- **WORK ITEM**
If a line of the listing contains the string "this", return that line.

------ INPUT RECORDS ------

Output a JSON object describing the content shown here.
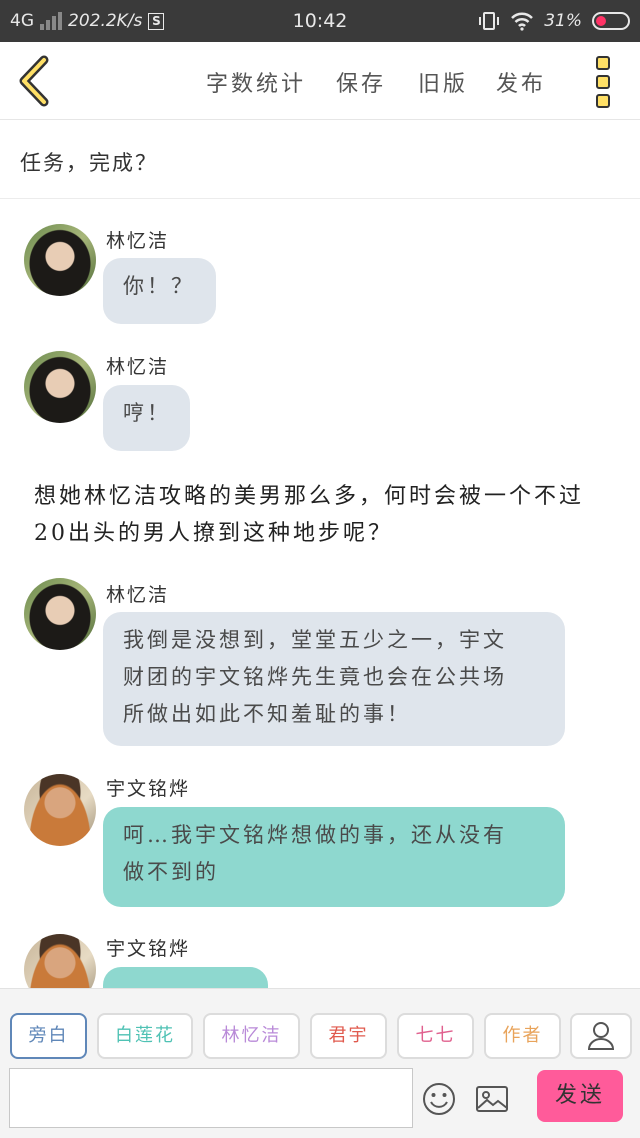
{
  "status_bar": {
    "network": "4G",
    "speed": "202.2K/s",
    "s_badge": "S",
    "time": "10:42",
    "battery": "31%"
  },
  "toolbar": {
    "word_count": "字数统计",
    "save": "保存",
    "old_version": "旧版",
    "publish": "发布",
    "back_icon": "chevron-left-icon",
    "more_icon": "more-vertical-icon"
  },
  "chapter_title": "任务，完成？",
  "messages": [
    {
      "sender": "林忆洁",
      "text": "你！？",
      "style": "grey"
    },
    {
      "sender": "林忆洁",
      "text": "哼！",
      "style": "grey"
    },
    {
      "narration": "想她林忆洁攻略的美男那么多，何时会被一个不过20出头的男人撩到这种地步呢？"
    },
    {
      "sender": "林忆洁",
      "lines": [
        "我倒是没想到，堂堂五少之一，宇文",
        "财团的宇文铭烨先生竟也会在公共场",
        "所做出如此不知羞耻的事！"
      ],
      "style": "grey"
    },
    {
      "sender": "宇文铭烨",
      "lines": [
        "呵…我宇文铭烨想做的事，还从没有",
        "做不到的"
      ],
      "style": "teal"
    },
    {
      "sender": "宇文铭烨",
      "text": "",
      "style": "teal"
    }
  ],
  "characters": [
    {
      "label": "旁白",
      "color": "#5f87b8"
    },
    {
      "label": "白莲花",
      "color": "#4fc2b4"
    },
    {
      "label": "林忆洁",
      "color": "#b98ad8"
    },
    {
      "label": "君宇",
      "color": "#e05a4e"
    },
    {
      "label": "七七",
      "color": "#e0608e"
    },
    {
      "label": "作者",
      "color": "#e8a35a"
    }
  ],
  "composer": {
    "input_value": "",
    "send": "发送"
  },
  "colors": {
    "grey_bubble": "#dfe5ec",
    "teal_bubble": "#8ed8cf",
    "send_button": "#ff5b9a",
    "accent_yellow": "#ffe066"
  }
}
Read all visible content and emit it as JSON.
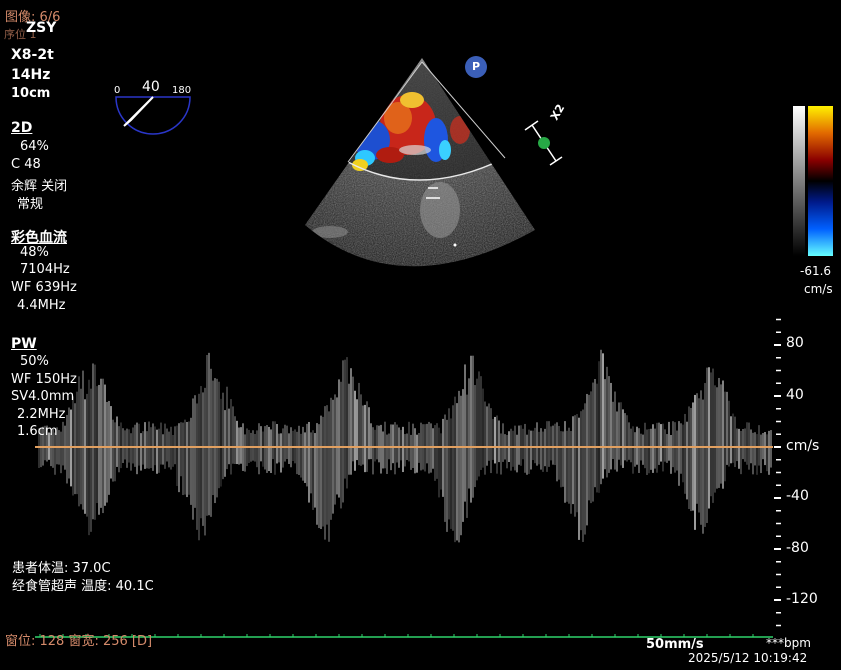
{
  "header": {
    "image_label": "图像: 6/6",
    "preset_partial": "ZSY",
    "underlay_text": "序位 1",
    "probe": "X8-2t",
    "frame_rate": "14Hz",
    "depth": "10cm"
  },
  "angle_indicator": {
    "min": "0",
    "value": "40",
    "max": "180"
  },
  "params_2d": {
    "heading": "2D",
    "gain": "64%",
    "compression": "C 48",
    "persistence": "余辉 关闭",
    "mode": "常规"
  },
  "params_color": {
    "heading": "彩色血流",
    "gain": "48%",
    "prf": "7104Hz",
    "wall_filter": "WF 639Hz",
    "frequency": "4.4MHz"
  },
  "params_pw": {
    "heading": "PW",
    "gain": "50%",
    "wall_filter": "WF 150Hz",
    "sample_volume": "SV4.0mm",
    "frequency": "2.2MHz",
    "gate_depth": "1.6cm"
  },
  "sector": {
    "p_badge": "P",
    "x2_label": "X2"
  },
  "colorbar": {
    "value": "-61.6",
    "unit": "cm/s"
  },
  "velocity_scale": {
    "ticks": [
      "80",
      "40",
      "cm/s",
      "-40",
      "-80",
      "-120"
    ],
    "tick_values": [
      80,
      40,
      0,
      -40,
      -80,
      -120
    ]
  },
  "footer": {
    "patient_temp": "患者体温: 37.0C",
    "probe_temp": "经食管超声 温度: 40.1C",
    "window": "窗位: 128 窗宽: 256 [D]",
    "sweep_speed": "50mm/s",
    "heart_rate": "***bpm",
    "datetime": "2025/5/12 10:19:42"
  },
  "colors": {
    "baseline": "#e2a060",
    "ecg": "#2fd36b",
    "panel_text": "#ffffff",
    "overlay_text": "#d48a6a",
    "angle_indicator": "#2a36c8",
    "p_badge": "#3b5fb8",
    "x2_marker": "#27a846"
  }
}
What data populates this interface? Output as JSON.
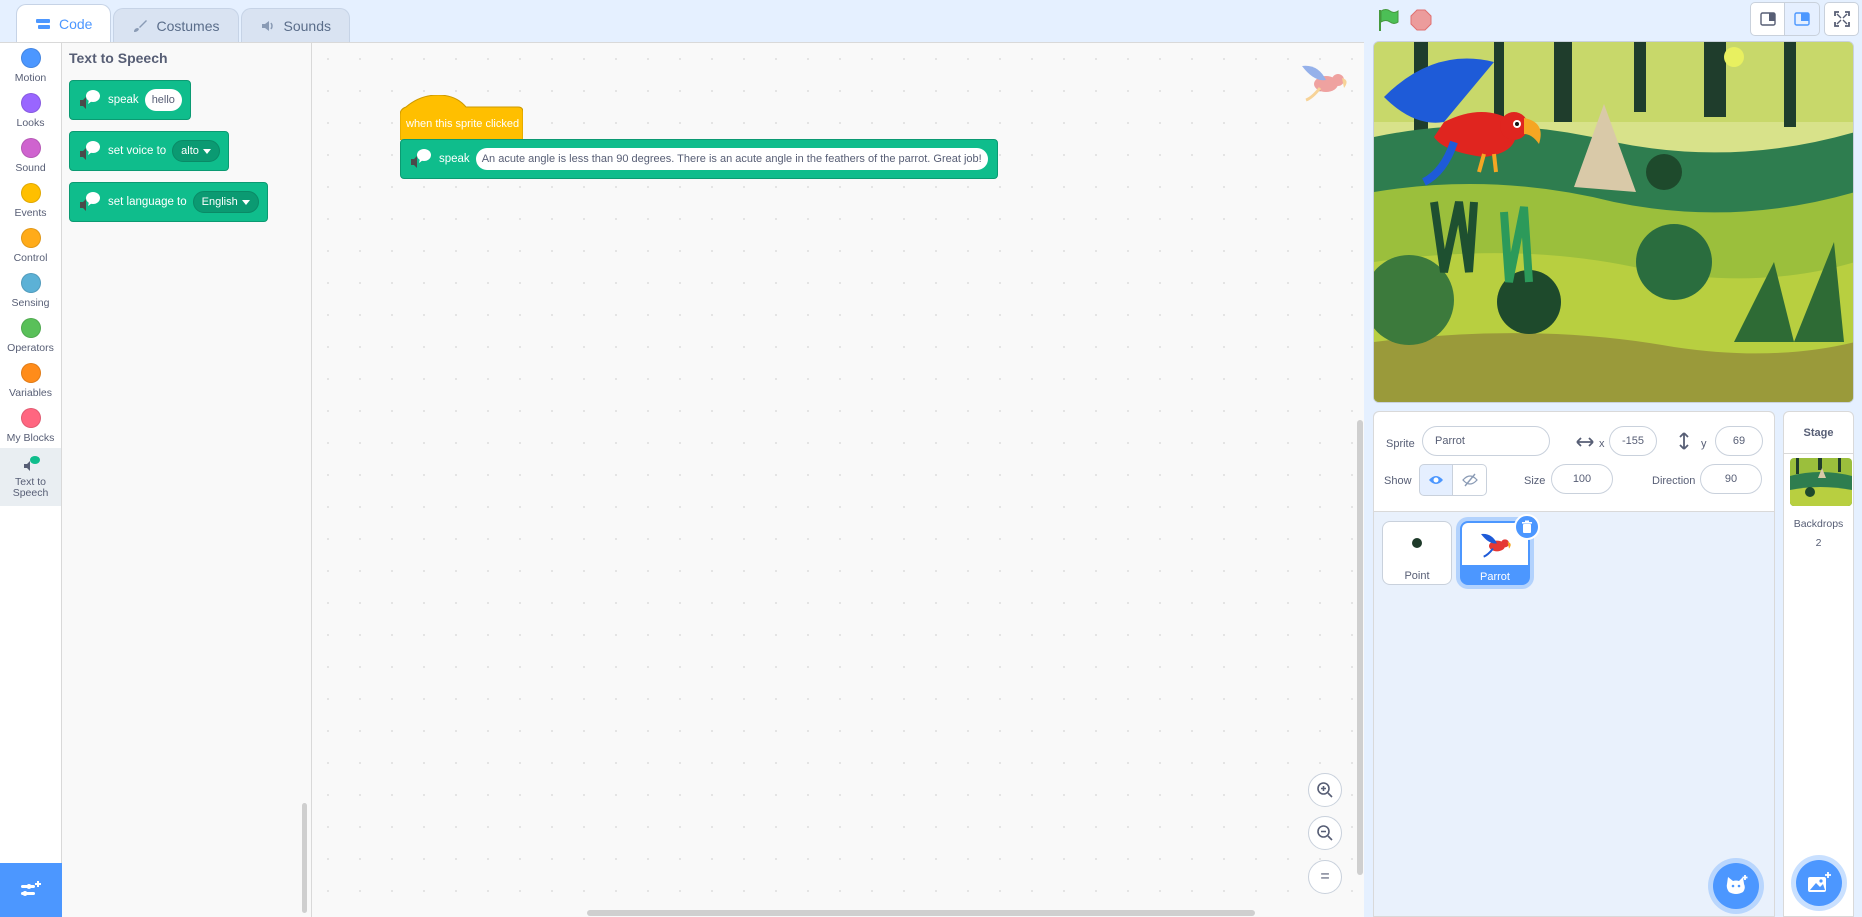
{
  "tabs": [
    {
      "label": "Code",
      "icon": "code-icon",
      "active": true
    },
    {
      "label": "Costumes",
      "icon": "brush-icon",
      "active": false
    },
    {
      "label": "Sounds",
      "icon": "speaker-icon",
      "active": false
    }
  ],
  "categories": [
    {
      "label": "Motion",
      "color": "#4c97ff"
    },
    {
      "label": "Looks",
      "color": "#9966ff"
    },
    {
      "label": "Sound",
      "color": "#cf63cf"
    },
    {
      "label": "Events",
      "color": "#ffbf00"
    },
    {
      "label": "Control",
      "color": "#ffab19"
    },
    {
      "label": "Sensing",
      "color": "#5cb1d6"
    },
    {
      "label": "Operators",
      "color": "#59c059"
    },
    {
      "label": "Variables",
      "color": "#ff8c1a"
    },
    {
      "label": "My Blocks",
      "color": "#ff6680"
    }
  ],
  "selected_category": {
    "line1": "Text to",
    "line2": "Speech"
  },
  "palette": {
    "title": "Text to Speech",
    "speak_label": "speak",
    "speak_value": "hello",
    "set_voice_label": "set voice to",
    "set_voice_value": "alto",
    "set_language_label": "set language to",
    "set_language_value": "English"
  },
  "script": {
    "hat_label": "when this sprite clicked",
    "speak_label": "speak",
    "speak_text": "An acute angle is less than 90 degrees. There is an acute angle in the feathers of the parrot. Great job!"
  },
  "zoom": {
    "in": "+",
    "out": "−",
    "reset": "="
  },
  "sprite_info": {
    "sprite_label": "Sprite",
    "sprite_name": "Parrot",
    "x_label": "x",
    "x_value": "-155",
    "y_label": "y",
    "y_value": "69",
    "show_label": "Show",
    "size_label": "Size",
    "size_value": "100",
    "direction_label": "Direction",
    "direction_value": "90"
  },
  "sprites": [
    {
      "name": "Point",
      "selected": false
    },
    {
      "name": "Parrot",
      "selected": true
    }
  ],
  "stage_pane": {
    "title": "Stage",
    "backdrops_label": "Backdrops",
    "backdrops_count": "2"
  },
  "colors": {
    "accent": "#4c97ff",
    "tts_block": "#0fbd8c",
    "events_block": "#ffbf00"
  }
}
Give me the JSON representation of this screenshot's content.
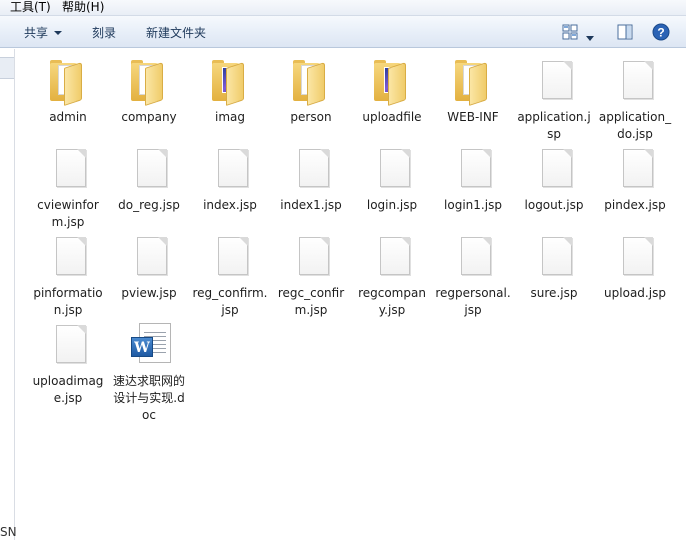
{
  "menu": {
    "tools": "工具(T)",
    "help": "帮助(H)"
  },
  "toolbar": {
    "share": "共享",
    "burn": "刻录",
    "new_folder": "新建文件夹",
    "icons": [
      "view-options-icon",
      "dropdown-arrow-icon",
      "preview-pane-icon",
      "help-icon"
    ]
  },
  "left_pane": {
    "truncated_text": "SN"
  },
  "files": [
    {
      "name": "admin",
      "type": "folder"
    },
    {
      "name": "company",
      "type": "folder"
    },
    {
      "name": "imag",
      "type": "folder-image"
    },
    {
      "name": "person",
      "type": "folder"
    },
    {
      "name": "uploadfile",
      "type": "folder-image"
    },
    {
      "name": "WEB-INF",
      "type": "folder"
    },
    {
      "name": "application.jsp",
      "type": "file"
    },
    {
      "name": "application_do.jsp",
      "type": "file"
    },
    {
      "name": "cviewinform.jsp",
      "type": "file"
    },
    {
      "name": "do_reg.jsp",
      "type": "file"
    },
    {
      "name": "index.jsp",
      "type": "file"
    },
    {
      "name": "index1.jsp",
      "type": "file"
    },
    {
      "name": "login.jsp",
      "type": "file"
    },
    {
      "name": "login1.jsp",
      "type": "file"
    },
    {
      "name": "logout.jsp",
      "type": "file"
    },
    {
      "name": "pindex.jsp",
      "type": "file"
    },
    {
      "name": "pinformation.jsp",
      "type": "file"
    },
    {
      "name": "pview.jsp",
      "type": "file"
    },
    {
      "name": "reg_confirm.jsp",
      "type": "file"
    },
    {
      "name": "regc_confirm.jsp",
      "type": "file"
    },
    {
      "name": "regcompany.jsp",
      "type": "file"
    },
    {
      "name": "regpersonal.jsp",
      "type": "file"
    },
    {
      "name": "sure.jsp",
      "type": "file"
    },
    {
      "name": "upload.jsp",
      "type": "file"
    },
    {
      "name": "uploadimage.jsp",
      "type": "file"
    },
    {
      "name": "速达求职网的设计与实现.doc",
      "type": "doc",
      "badge": "W"
    }
  ]
}
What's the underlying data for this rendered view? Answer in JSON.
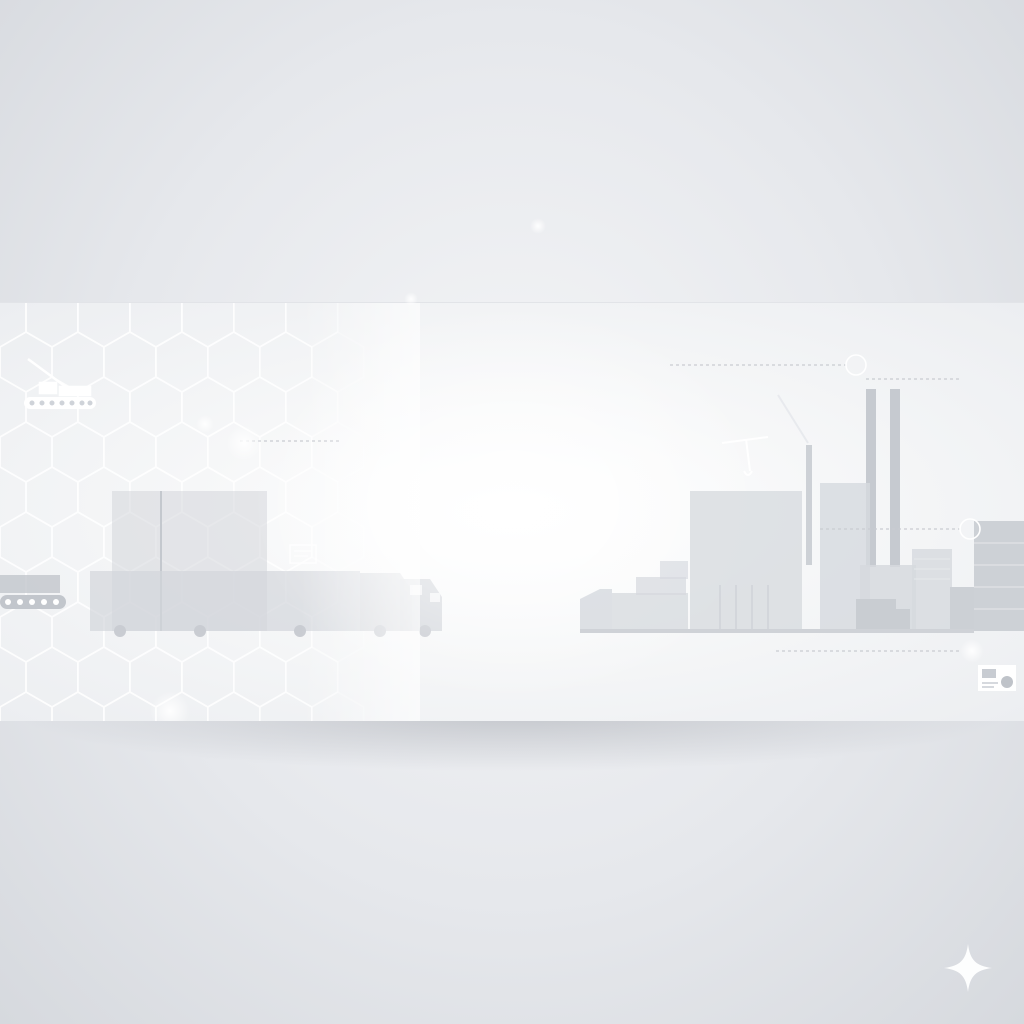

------

- **ANSWER SPACE**
What data populates this interface? Output as JSON.
    "hat_label": "when this sprite clicked",
Give me the JSON representation of this screenshot's content.
What's the underlying data for this rendered view? Answer in JSON.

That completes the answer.